Take, for instance, this glowing praise from Amanda Keeling, author of Princess Story, Sheryl Reynolds, author of Free Admission, Stemphanie (no, that’s not a typo) Lambert, “New York Times Best Selling Author,” and Gene Sidow, author of Max Freeshot. Just one problem: I could find no evidence that either the authors or their books exist.
Now, these are all authors I’d never heard of before. Maybe their books never got published, or went out of print, or something. Maybe my Google-fu was just not up to par. But wait–here’s an author I do know: Chuck Wendig (if you’re not familiar with his blog, you should get to know it). Wow, Chuck really had a great experience with Albee, didn’t he?
However, I have a suspicious mind. So I dropped Chuck a line, asking if he’d indeed hired The Albee Agency to do PR for him. His response:

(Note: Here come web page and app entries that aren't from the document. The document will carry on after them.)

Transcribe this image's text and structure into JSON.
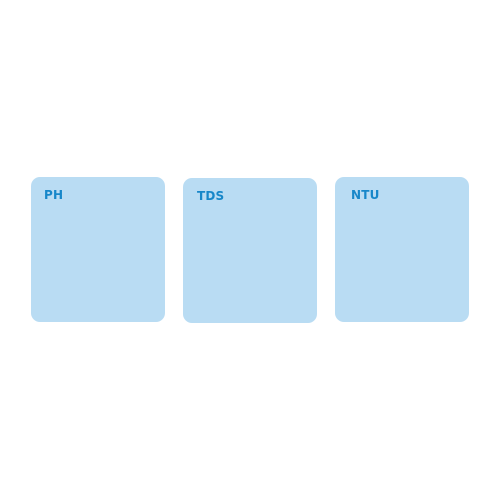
{
  "sensors": [
    {
      "label": "PH"
    },
    {
      "label": "TDS"
    },
    {
      "label": "NTU"
    }
  ],
  "colors": {
    "card_background": "#b9dcf3",
    "label_text": "#1787c9",
    "page_background": "#ffffff"
  }
}
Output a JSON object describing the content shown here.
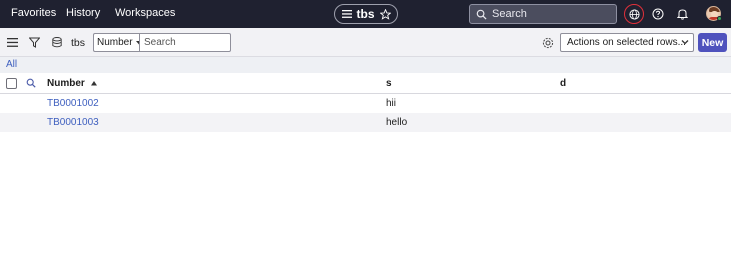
{
  "topnav": {
    "links": [
      "Favorites",
      "History",
      "Workspaces"
    ],
    "center_title": "tbs",
    "search_placeholder": "Search"
  },
  "toolbar": {
    "list_title": "tbs",
    "field_select": "Number",
    "search_placeholder": "Search",
    "actions_label": "Actions on selected rows...",
    "new_label": "New"
  },
  "breadcrumb": {
    "all": "All"
  },
  "table": {
    "columns": [
      "Number",
      "s",
      "d"
    ],
    "sort_column": "Number",
    "sort_direction": "ascending",
    "rows": [
      {
        "number": "TB0001002",
        "s": "hii",
        "d": ""
      },
      {
        "number": "TB0001003",
        "s": "hello",
        "d": ""
      }
    ]
  },
  "colors": {
    "nav_bg": "#1f2130",
    "accent": "#4f52bd",
    "link": "#3e5fbf",
    "highlight_ring": "#e0303a"
  }
}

Author Myke Cole also apparently luuuurves The Albee Agency:
And author Maureen Johnson is SUCH a fan:
However, their testimonials are no more authentic:
I haven’t heard back yet from other authors I contacted, but I’m sure their response will be the same.

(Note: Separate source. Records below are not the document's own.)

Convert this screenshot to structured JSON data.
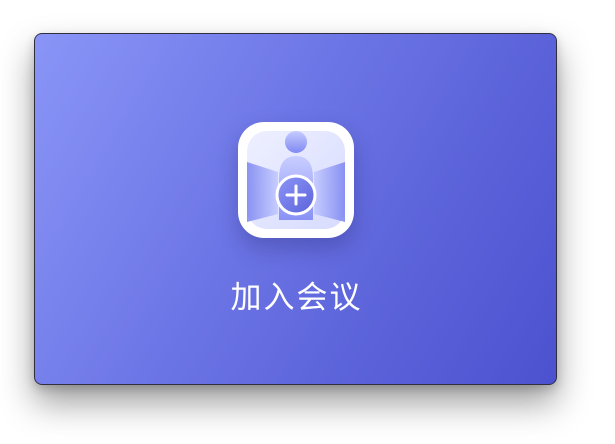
{
  "join_card": {
    "label": "加入会议",
    "icon": "join-meeting-icon",
    "colors": {
      "gradient_start": "#8a95f7",
      "gradient_end": "#4c52cf",
      "label_color": "#ffffff",
      "icon_background": "#ffffff"
    }
  }
}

So….fake testimonials. Nonexistent authors; authors quoted without permission. There are no gray areas here: The Albee Agency is engaging in fraudulent behavior. This just emphasizes–as if y’all didn’t already know–that writers need to watch out for scams.
The bigger point, though, is that even without the fake testimonials, there is plenty to beware of here. If Albee were absolutely, scrupulously honest about the authors it has worked with, it would still be offering services of dubious value for too much money, with no assurance of professional expertise.
And that, my friends, is a much bigger danger these days than an outright, bona-fide scam.
(Note: I emailed Chuck Wendig just before 3:00 this afternoon. By around 5:30, when I’d finished and proofed this post–which took me some time because of screenshotting and double-checking–most of the fake testimonials had vanished from Albee’s website. The only testimonials that appear now are from Barry Krusch (who actually seems to exist) and “Suzie Plackson” (she seems to be real also, albeit with a different spelling.)
Edited 1/13/13 to add: The Albee Agency–which, amazingly, is still in business–now appears to be claiming that this and other blog posts about its attempts to hoodwink the public with false testimonials were “faked and paid for by a competitor” (presumably, Smith Publicity–see the comments to this post).